Data about app and page elements:
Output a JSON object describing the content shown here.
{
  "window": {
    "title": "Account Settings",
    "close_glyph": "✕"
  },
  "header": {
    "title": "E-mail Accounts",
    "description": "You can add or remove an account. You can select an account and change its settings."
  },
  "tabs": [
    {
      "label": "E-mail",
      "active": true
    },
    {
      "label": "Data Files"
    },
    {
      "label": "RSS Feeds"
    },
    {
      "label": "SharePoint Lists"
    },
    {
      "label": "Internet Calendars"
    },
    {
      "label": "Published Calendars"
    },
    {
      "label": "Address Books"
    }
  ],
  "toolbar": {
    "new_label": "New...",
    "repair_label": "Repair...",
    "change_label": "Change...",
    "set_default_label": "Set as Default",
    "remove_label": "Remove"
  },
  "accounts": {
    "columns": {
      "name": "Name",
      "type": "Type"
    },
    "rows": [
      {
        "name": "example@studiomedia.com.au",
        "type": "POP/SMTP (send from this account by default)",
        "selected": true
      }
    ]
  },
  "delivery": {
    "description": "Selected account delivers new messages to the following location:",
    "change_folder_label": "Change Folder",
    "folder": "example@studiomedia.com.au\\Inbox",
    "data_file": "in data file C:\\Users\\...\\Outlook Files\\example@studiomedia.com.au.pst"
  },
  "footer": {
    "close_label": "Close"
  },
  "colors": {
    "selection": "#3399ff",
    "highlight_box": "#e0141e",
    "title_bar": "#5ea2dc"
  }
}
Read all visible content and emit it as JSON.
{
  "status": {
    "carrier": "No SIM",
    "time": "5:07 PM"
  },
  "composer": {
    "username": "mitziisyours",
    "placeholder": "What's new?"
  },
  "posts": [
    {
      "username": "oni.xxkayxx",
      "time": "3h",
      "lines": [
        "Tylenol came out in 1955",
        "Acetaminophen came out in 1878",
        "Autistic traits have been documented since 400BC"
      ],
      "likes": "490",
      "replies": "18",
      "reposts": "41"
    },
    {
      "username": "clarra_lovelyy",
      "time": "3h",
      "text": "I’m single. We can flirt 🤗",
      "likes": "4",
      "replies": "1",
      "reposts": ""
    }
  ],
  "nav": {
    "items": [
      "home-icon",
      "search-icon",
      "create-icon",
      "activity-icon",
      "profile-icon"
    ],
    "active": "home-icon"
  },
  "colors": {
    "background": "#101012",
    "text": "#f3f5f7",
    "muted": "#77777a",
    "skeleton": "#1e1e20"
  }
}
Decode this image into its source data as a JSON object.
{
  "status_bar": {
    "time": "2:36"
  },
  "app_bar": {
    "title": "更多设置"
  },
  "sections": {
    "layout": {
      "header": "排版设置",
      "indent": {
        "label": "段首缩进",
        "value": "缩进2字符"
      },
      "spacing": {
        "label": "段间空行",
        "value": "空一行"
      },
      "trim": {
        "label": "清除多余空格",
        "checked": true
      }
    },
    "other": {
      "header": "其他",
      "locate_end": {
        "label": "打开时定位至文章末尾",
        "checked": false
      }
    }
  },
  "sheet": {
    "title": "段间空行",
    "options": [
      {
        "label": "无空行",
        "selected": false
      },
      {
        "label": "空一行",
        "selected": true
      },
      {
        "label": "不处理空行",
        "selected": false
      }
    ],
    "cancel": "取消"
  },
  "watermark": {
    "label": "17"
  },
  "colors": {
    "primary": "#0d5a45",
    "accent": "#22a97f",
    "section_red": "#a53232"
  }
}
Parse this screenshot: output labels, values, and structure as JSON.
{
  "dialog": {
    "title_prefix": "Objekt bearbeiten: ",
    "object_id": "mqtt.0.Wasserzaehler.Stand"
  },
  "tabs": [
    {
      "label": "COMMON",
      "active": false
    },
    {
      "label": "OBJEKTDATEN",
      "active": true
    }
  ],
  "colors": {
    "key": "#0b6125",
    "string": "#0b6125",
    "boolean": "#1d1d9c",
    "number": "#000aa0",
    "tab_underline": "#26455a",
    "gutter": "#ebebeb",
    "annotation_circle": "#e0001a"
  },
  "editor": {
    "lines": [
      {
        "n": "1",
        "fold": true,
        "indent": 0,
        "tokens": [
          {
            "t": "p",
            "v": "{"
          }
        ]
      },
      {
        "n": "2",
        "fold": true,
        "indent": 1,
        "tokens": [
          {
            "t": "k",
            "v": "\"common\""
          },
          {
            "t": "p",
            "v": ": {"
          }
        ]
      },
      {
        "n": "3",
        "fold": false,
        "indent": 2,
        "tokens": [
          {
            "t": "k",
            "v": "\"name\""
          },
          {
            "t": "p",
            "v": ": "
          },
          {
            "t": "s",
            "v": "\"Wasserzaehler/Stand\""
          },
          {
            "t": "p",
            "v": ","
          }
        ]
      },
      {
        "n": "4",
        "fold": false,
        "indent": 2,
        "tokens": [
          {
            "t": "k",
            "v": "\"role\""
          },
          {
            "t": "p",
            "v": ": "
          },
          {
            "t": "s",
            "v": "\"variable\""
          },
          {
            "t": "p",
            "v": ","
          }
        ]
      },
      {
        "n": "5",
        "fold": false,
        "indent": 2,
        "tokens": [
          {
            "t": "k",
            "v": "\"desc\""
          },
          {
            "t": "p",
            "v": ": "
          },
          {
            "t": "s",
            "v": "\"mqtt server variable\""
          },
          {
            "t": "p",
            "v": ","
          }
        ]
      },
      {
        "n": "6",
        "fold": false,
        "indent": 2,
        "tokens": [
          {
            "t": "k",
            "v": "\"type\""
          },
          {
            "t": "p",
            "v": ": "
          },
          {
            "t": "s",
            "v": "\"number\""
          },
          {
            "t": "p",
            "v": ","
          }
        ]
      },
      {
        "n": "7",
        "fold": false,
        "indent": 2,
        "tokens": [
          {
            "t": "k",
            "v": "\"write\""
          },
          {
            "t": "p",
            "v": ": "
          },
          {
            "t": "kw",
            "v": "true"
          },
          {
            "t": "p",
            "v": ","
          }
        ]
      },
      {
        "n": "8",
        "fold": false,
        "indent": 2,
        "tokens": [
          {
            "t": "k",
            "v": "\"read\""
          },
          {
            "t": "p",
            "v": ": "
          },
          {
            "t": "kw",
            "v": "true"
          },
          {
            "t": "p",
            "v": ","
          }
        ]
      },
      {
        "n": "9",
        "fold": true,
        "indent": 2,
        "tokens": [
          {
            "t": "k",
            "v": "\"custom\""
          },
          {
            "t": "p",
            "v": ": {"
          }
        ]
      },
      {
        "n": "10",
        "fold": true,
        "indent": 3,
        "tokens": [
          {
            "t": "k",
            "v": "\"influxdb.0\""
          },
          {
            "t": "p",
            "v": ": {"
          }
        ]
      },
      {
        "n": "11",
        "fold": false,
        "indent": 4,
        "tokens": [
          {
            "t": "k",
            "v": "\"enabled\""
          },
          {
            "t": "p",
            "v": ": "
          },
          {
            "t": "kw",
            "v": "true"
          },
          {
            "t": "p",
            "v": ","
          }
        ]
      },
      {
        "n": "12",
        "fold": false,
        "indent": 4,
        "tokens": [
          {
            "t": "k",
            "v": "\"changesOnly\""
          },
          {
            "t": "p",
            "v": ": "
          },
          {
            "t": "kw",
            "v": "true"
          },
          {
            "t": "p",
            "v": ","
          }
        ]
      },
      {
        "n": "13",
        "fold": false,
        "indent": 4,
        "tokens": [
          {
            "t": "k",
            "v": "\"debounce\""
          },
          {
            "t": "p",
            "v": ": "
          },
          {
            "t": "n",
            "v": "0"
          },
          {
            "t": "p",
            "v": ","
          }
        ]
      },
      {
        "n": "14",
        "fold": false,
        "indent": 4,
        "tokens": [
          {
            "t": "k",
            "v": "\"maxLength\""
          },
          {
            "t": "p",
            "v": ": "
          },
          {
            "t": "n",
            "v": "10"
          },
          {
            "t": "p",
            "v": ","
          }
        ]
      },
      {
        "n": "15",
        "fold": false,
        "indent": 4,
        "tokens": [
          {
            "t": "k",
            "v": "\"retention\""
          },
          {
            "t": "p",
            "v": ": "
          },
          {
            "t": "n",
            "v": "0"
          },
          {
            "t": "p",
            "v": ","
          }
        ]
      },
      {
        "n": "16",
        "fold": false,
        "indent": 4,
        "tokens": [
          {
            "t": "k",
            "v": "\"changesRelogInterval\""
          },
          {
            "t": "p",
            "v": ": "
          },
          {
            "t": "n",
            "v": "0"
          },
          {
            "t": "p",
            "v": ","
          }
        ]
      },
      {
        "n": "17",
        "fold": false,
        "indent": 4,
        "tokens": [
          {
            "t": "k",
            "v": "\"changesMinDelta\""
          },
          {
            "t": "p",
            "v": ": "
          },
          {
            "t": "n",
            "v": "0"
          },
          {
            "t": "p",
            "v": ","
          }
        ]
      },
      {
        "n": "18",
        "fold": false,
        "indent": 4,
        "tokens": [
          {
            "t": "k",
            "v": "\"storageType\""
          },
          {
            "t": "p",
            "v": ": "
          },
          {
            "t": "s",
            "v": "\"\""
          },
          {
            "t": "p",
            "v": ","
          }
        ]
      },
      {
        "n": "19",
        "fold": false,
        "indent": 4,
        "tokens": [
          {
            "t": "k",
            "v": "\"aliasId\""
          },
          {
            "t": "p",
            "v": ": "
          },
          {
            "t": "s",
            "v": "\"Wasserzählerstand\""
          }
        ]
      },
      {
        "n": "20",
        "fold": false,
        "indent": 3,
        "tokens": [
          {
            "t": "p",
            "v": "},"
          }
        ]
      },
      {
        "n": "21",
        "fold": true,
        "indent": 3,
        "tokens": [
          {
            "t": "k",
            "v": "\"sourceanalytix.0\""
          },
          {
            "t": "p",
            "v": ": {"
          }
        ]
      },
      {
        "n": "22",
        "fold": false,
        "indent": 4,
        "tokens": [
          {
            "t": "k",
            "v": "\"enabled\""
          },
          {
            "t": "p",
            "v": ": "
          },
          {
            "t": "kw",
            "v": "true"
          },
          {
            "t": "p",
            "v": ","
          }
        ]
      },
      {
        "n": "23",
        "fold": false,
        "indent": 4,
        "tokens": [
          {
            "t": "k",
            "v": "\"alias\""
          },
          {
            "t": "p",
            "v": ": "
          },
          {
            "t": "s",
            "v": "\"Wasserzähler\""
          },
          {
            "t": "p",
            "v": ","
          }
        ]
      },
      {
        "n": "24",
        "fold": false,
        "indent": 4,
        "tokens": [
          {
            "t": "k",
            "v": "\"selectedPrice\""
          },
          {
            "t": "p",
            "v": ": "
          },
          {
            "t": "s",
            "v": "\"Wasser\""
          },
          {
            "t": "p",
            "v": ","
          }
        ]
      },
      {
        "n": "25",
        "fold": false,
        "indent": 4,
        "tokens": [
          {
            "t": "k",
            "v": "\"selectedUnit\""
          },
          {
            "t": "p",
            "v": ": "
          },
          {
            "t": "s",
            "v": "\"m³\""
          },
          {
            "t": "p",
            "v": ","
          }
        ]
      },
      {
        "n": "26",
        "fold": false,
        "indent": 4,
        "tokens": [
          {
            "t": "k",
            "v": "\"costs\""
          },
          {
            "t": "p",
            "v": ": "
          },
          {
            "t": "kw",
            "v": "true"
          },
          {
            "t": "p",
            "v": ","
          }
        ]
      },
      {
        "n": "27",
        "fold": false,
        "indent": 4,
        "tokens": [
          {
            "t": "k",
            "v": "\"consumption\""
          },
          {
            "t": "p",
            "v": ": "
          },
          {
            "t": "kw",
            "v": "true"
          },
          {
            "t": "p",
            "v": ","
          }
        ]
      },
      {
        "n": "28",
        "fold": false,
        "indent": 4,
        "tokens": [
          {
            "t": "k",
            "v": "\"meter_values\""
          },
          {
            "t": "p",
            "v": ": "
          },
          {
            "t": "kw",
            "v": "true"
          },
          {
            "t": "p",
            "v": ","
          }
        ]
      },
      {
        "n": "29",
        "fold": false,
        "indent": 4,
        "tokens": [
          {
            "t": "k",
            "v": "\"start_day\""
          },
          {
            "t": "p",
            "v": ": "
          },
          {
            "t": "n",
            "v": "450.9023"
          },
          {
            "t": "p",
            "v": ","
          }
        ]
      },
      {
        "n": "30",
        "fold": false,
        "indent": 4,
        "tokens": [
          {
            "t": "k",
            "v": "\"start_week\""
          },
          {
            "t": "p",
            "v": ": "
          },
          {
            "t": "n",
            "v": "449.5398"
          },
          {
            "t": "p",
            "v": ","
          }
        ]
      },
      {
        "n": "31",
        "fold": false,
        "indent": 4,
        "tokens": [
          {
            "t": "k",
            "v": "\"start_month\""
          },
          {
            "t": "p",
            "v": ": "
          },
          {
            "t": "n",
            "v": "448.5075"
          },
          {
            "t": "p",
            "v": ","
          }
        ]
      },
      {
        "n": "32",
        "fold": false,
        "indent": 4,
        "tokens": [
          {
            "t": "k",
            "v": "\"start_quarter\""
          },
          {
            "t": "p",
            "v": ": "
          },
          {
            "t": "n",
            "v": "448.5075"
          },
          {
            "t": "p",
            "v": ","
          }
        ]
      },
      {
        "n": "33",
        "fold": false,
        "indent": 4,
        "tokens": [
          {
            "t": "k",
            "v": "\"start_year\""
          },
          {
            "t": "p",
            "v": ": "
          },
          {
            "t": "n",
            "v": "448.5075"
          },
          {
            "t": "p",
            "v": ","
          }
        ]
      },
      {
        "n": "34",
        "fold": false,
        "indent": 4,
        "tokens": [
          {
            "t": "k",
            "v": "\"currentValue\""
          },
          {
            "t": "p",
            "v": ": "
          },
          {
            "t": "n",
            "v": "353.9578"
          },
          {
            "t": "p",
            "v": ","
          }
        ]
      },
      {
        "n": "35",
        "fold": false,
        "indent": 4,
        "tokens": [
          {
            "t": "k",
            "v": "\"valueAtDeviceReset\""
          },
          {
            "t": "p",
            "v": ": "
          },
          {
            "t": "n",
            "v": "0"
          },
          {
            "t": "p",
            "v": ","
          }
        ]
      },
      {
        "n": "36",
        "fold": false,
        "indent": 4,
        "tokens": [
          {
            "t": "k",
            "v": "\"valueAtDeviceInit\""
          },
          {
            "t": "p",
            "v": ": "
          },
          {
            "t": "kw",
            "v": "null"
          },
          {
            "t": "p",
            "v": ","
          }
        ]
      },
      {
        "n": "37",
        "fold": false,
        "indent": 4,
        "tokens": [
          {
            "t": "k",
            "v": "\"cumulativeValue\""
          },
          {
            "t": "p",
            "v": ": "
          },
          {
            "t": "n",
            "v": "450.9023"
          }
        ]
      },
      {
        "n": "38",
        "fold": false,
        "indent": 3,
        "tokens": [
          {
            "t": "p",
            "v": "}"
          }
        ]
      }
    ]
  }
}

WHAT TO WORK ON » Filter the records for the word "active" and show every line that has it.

TASK RESULT »
      "active": true
    "active": "home-icon"
      "active": false
      "active": true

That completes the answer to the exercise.